The lines to be copied are those below that contain "face".

(Dataset rows for apps and sites)
◇ ◇ ◇
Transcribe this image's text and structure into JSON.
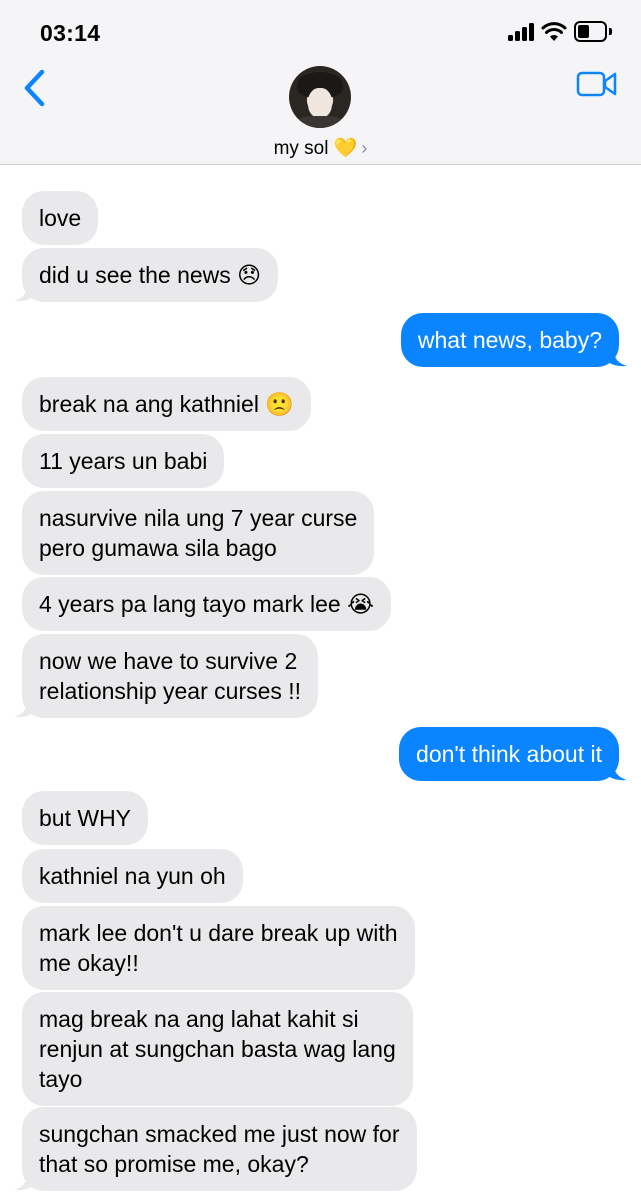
{
  "status_bar": {
    "time": "03:14",
    "signal_icon": "signal-icon",
    "wifi_icon": "wifi-icon",
    "battery_icon": "battery-icon"
  },
  "header": {
    "back_icon": "chevron-left-icon",
    "video_icon": "video-camera-icon",
    "contact_name": "my sol 💛",
    "contact_chevron": "›",
    "accent_color": "#0a84ff"
  },
  "messages": [
    {
      "side": "in",
      "text": "love"
    },
    {
      "side": "in",
      "text": "did u see the news 😞"
    },
    {
      "side": "out",
      "text": "what news, baby?"
    },
    {
      "side": "in",
      "text": "break na ang kathniel 🙁"
    },
    {
      "side": "in",
      "text": "11 years un babi"
    },
    {
      "side": "in",
      "lines": [
        "nasurvive nila ung 7 year curse",
        "pero gumawa sila bago"
      ]
    },
    {
      "side": "in",
      "text": "4 years pa lang tayo mark lee 😭"
    },
    {
      "side": "in",
      "lines": [
        "now we have to survive 2",
        "relationship year curses !!"
      ]
    },
    {
      "side": "out",
      "text": "don't think about it"
    },
    {
      "side": "in",
      "text": "but WHY"
    },
    {
      "side": "in",
      "text": "kathniel na yun oh"
    },
    {
      "side": "in",
      "lines": [
        "mark lee don't u dare break up with",
        "me okay!!"
      ]
    },
    {
      "side": "in",
      "lines": [
        "mag break na ang lahat kahit si",
        "renjun at sungchan basta wag lang",
        "tayo"
      ]
    },
    {
      "side": "in",
      "lines": [
        "sungchan smacked me just now for",
        "that so promise me, okay?"
      ]
    }
  ]
}
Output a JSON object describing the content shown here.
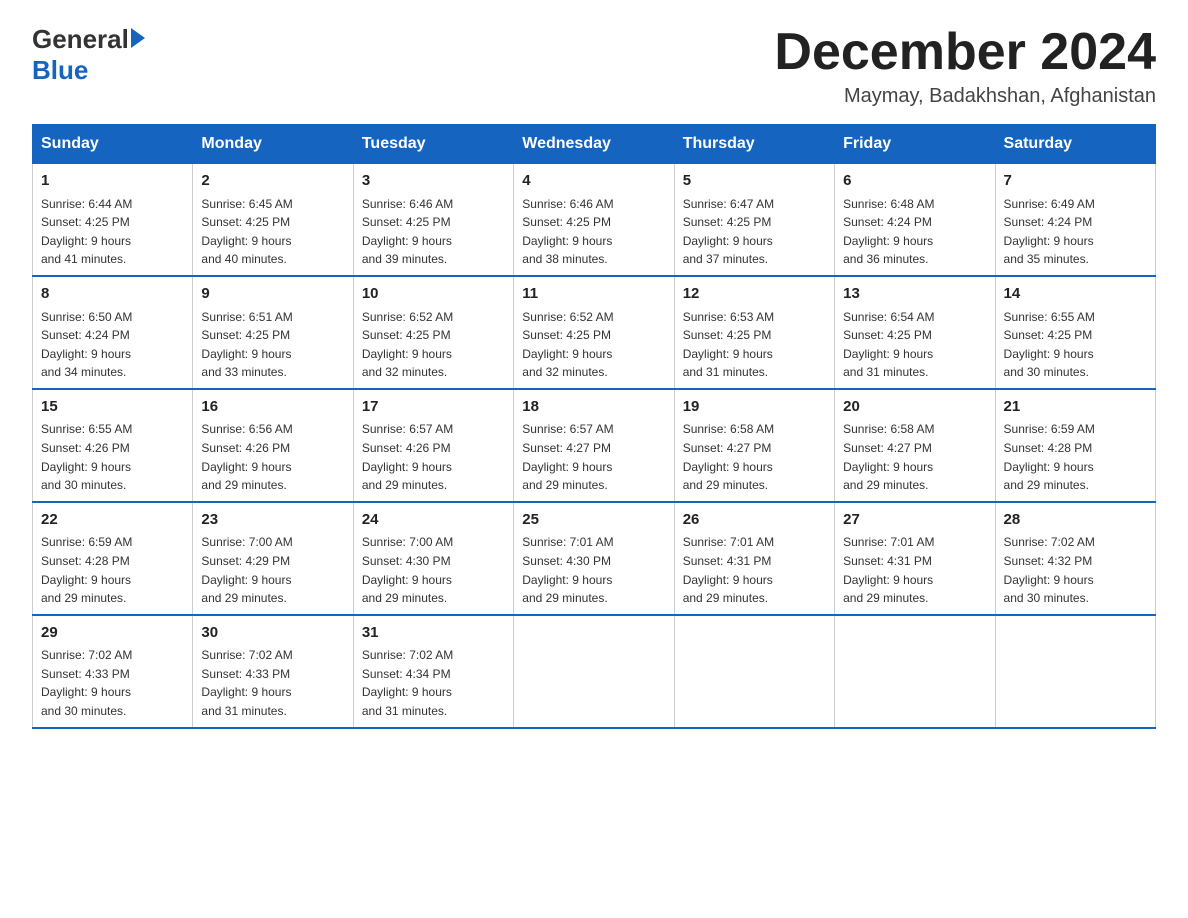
{
  "header": {
    "logo_general": "General",
    "logo_blue": "Blue",
    "month_title": "December 2024",
    "location": "Maymay, Badakhshan, Afghanistan"
  },
  "days_of_week": [
    "Sunday",
    "Monday",
    "Tuesday",
    "Wednesday",
    "Thursday",
    "Friday",
    "Saturday"
  ],
  "weeks": [
    [
      {
        "day": "1",
        "sunrise": "6:44 AM",
        "sunset": "4:25 PM",
        "daylight": "9 hours and 41 minutes."
      },
      {
        "day": "2",
        "sunrise": "6:45 AM",
        "sunset": "4:25 PM",
        "daylight": "9 hours and 40 minutes."
      },
      {
        "day": "3",
        "sunrise": "6:46 AM",
        "sunset": "4:25 PM",
        "daylight": "9 hours and 39 minutes."
      },
      {
        "day": "4",
        "sunrise": "6:46 AM",
        "sunset": "4:25 PM",
        "daylight": "9 hours and 38 minutes."
      },
      {
        "day": "5",
        "sunrise": "6:47 AM",
        "sunset": "4:25 PM",
        "daylight": "9 hours and 37 minutes."
      },
      {
        "day": "6",
        "sunrise": "6:48 AM",
        "sunset": "4:24 PM",
        "daylight": "9 hours and 36 minutes."
      },
      {
        "day": "7",
        "sunrise": "6:49 AM",
        "sunset": "4:24 PM",
        "daylight": "9 hours and 35 minutes."
      }
    ],
    [
      {
        "day": "8",
        "sunrise": "6:50 AM",
        "sunset": "4:24 PM",
        "daylight": "9 hours and 34 minutes."
      },
      {
        "day": "9",
        "sunrise": "6:51 AM",
        "sunset": "4:25 PM",
        "daylight": "9 hours and 33 minutes."
      },
      {
        "day": "10",
        "sunrise": "6:52 AM",
        "sunset": "4:25 PM",
        "daylight": "9 hours and 32 minutes."
      },
      {
        "day": "11",
        "sunrise": "6:52 AM",
        "sunset": "4:25 PM",
        "daylight": "9 hours and 32 minutes."
      },
      {
        "day": "12",
        "sunrise": "6:53 AM",
        "sunset": "4:25 PM",
        "daylight": "9 hours and 31 minutes."
      },
      {
        "day": "13",
        "sunrise": "6:54 AM",
        "sunset": "4:25 PM",
        "daylight": "9 hours and 31 minutes."
      },
      {
        "day": "14",
        "sunrise": "6:55 AM",
        "sunset": "4:25 PM",
        "daylight": "9 hours and 30 minutes."
      }
    ],
    [
      {
        "day": "15",
        "sunrise": "6:55 AM",
        "sunset": "4:26 PM",
        "daylight": "9 hours and 30 minutes."
      },
      {
        "day": "16",
        "sunrise": "6:56 AM",
        "sunset": "4:26 PM",
        "daylight": "9 hours and 29 minutes."
      },
      {
        "day": "17",
        "sunrise": "6:57 AM",
        "sunset": "4:26 PM",
        "daylight": "9 hours and 29 minutes."
      },
      {
        "day": "18",
        "sunrise": "6:57 AM",
        "sunset": "4:27 PM",
        "daylight": "9 hours and 29 minutes."
      },
      {
        "day": "19",
        "sunrise": "6:58 AM",
        "sunset": "4:27 PM",
        "daylight": "9 hours and 29 minutes."
      },
      {
        "day": "20",
        "sunrise": "6:58 AM",
        "sunset": "4:27 PM",
        "daylight": "9 hours and 29 minutes."
      },
      {
        "day": "21",
        "sunrise": "6:59 AM",
        "sunset": "4:28 PM",
        "daylight": "9 hours and 29 minutes."
      }
    ],
    [
      {
        "day": "22",
        "sunrise": "6:59 AM",
        "sunset": "4:28 PM",
        "daylight": "9 hours and 29 minutes."
      },
      {
        "day": "23",
        "sunrise": "7:00 AM",
        "sunset": "4:29 PM",
        "daylight": "9 hours and 29 minutes."
      },
      {
        "day": "24",
        "sunrise": "7:00 AM",
        "sunset": "4:30 PM",
        "daylight": "9 hours and 29 minutes."
      },
      {
        "day": "25",
        "sunrise": "7:01 AM",
        "sunset": "4:30 PM",
        "daylight": "9 hours and 29 minutes."
      },
      {
        "day": "26",
        "sunrise": "7:01 AM",
        "sunset": "4:31 PM",
        "daylight": "9 hours and 29 minutes."
      },
      {
        "day": "27",
        "sunrise": "7:01 AM",
        "sunset": "4:31 PM",
        "daylight": "9 hours and 29 minutes."
      },
      {
        "day": "28",
        "sunrise": "7:02 AM",
        "sunset": "4:32 PM",
        "daylight": "9 hours and 30 minutes."
      }
    ],
    [
      {
        "day": "29",
        "sunrise": "7:02 AM",
        "sunset": "4:33 PM",
        "daylight": "9 hours and 30 minutes."
      },
      {
        "day": "30",
        "sunrise": "7:02 AM",
        "sunset": "4:33 PM",
        "daylight": "9 hours and 31 minutes."
      },
      {
        "day": "31",
        "sunrise": "7:02 AM",
        "sunset": "4:34 PM",
        "daylight": "9 hours and 31 minutes."
      },
      null,
      null,
      null,
      null
    ]
  ],
  "labels": {
    "sunrise": "Sunrise:",
    "sunset": "Sunset:",
    "daylight": "Daylight:"
  }
}
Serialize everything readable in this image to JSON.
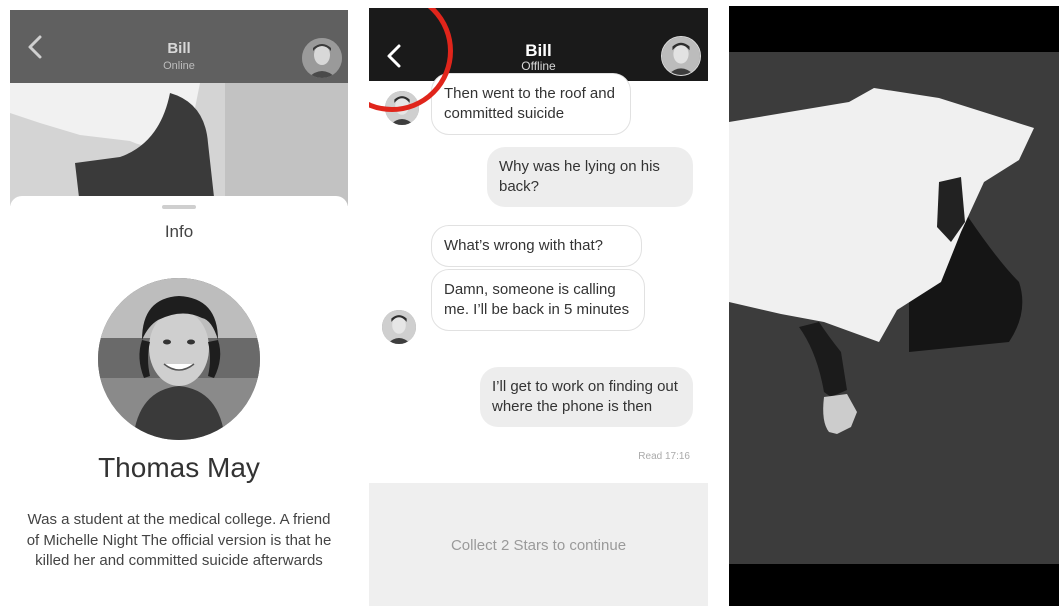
{
  "panel1": {
    "header": {
      "title": "Bill",
      "status": "Online"
    },
    "info_sheet": {
      "heading": "Info",
      "name": "Thomas May",
      "bio": "Was a student at the medical college. A friend of Michelle Night The official version is that he killed her and committed suicide afterwards"
    }
  },
  "panel2": {
    "header": {
      "title": "Bill",
      "status": "Offline"
    },
    "messages": [
      {
        "direction": "in",
        "text": "Then went to the roof and committed suicide"
      },
      {
        "direction": "out",
        "text": "Why was he lying on his back?"
      },
      {
        "direction": "in",
        "text": "What’s wrong with that?"
      },
      {
        "direction": "in",
        "text": "Damn, someone is calling me. I’ll be back in 5 minutes"
      },
      {
        "direction": "out",
        "text": "I’ll get to work on finding out where the phone  is then"
      }
    ],
    "read_receipt": "Read 17:16",
    "footer": {
      "collect_label": "Collect 2 Stars to continue"
    },
    "highlight_color": "#e0251b"
  },
  "panel3": {
    "photo": "black-and-white-photo-body-under-sheet"
  },
  "colors": {
    "header_dark": "#1a1a1a",
    "bubble_out": "#ededed",
    "bubble_in_border": "#e1e1e1",
    "footer_bg": "#efefef"
  }
}
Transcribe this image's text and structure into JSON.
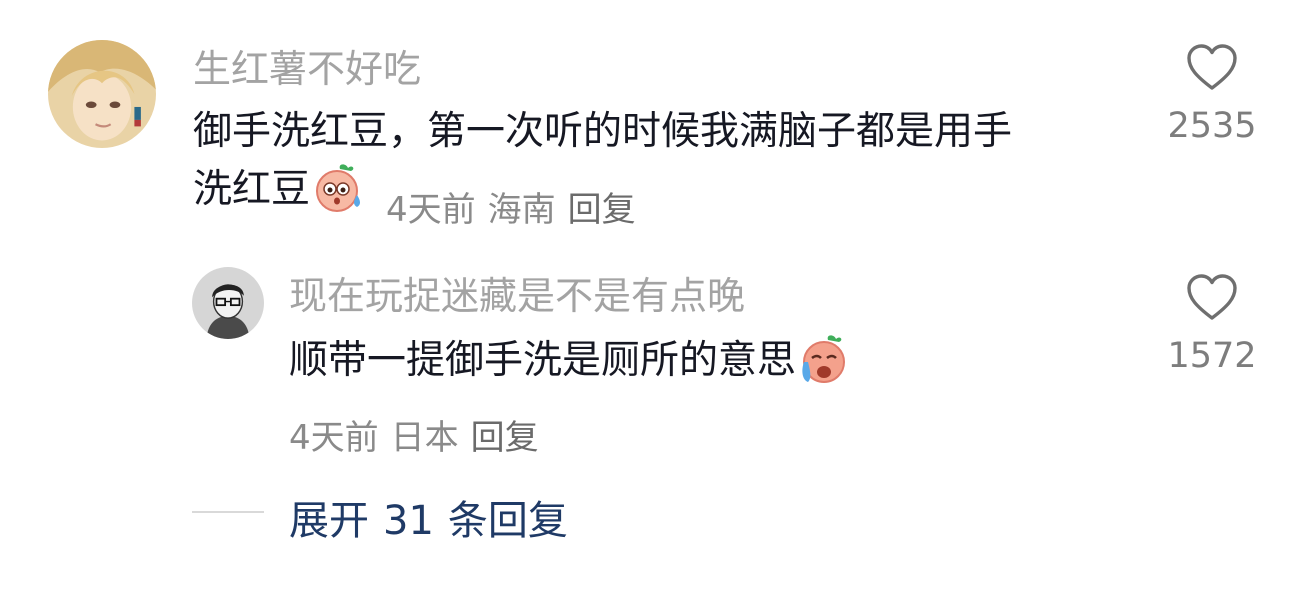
{
  "comment": {
    "username": "生红薯不好吃",
    "text_line1": "御手洗红豆，第一次听的时候我满脑子都是用手",
    "text_line2": "洗红豆",
    "emoji": "sweating-face-emoji",
    "time": "4天前",
    "location": "海南",
    "reply_label": "回复",
    "like_count": "2535"
  },
  "reply": {
    "username": "现在玩捉迷藏是不是有点晚",
    "text": "顺带一提御手洗是厕所的意思",
    "emoji": "crying-laughing-face-emoji",
    "time": "4天前",
    "location": "日本",
    "reply_label": "回复",
    "like_count": "1572"
  },
  "expand": {
    "prefix": "展开",
    "count": "31",
    "suffix": "条回复"
  }
}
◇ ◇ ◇
- Finished exercise:
    "emoji": "sweating-face-emoji",
    "emoji": "crying-laughing-face-emoji",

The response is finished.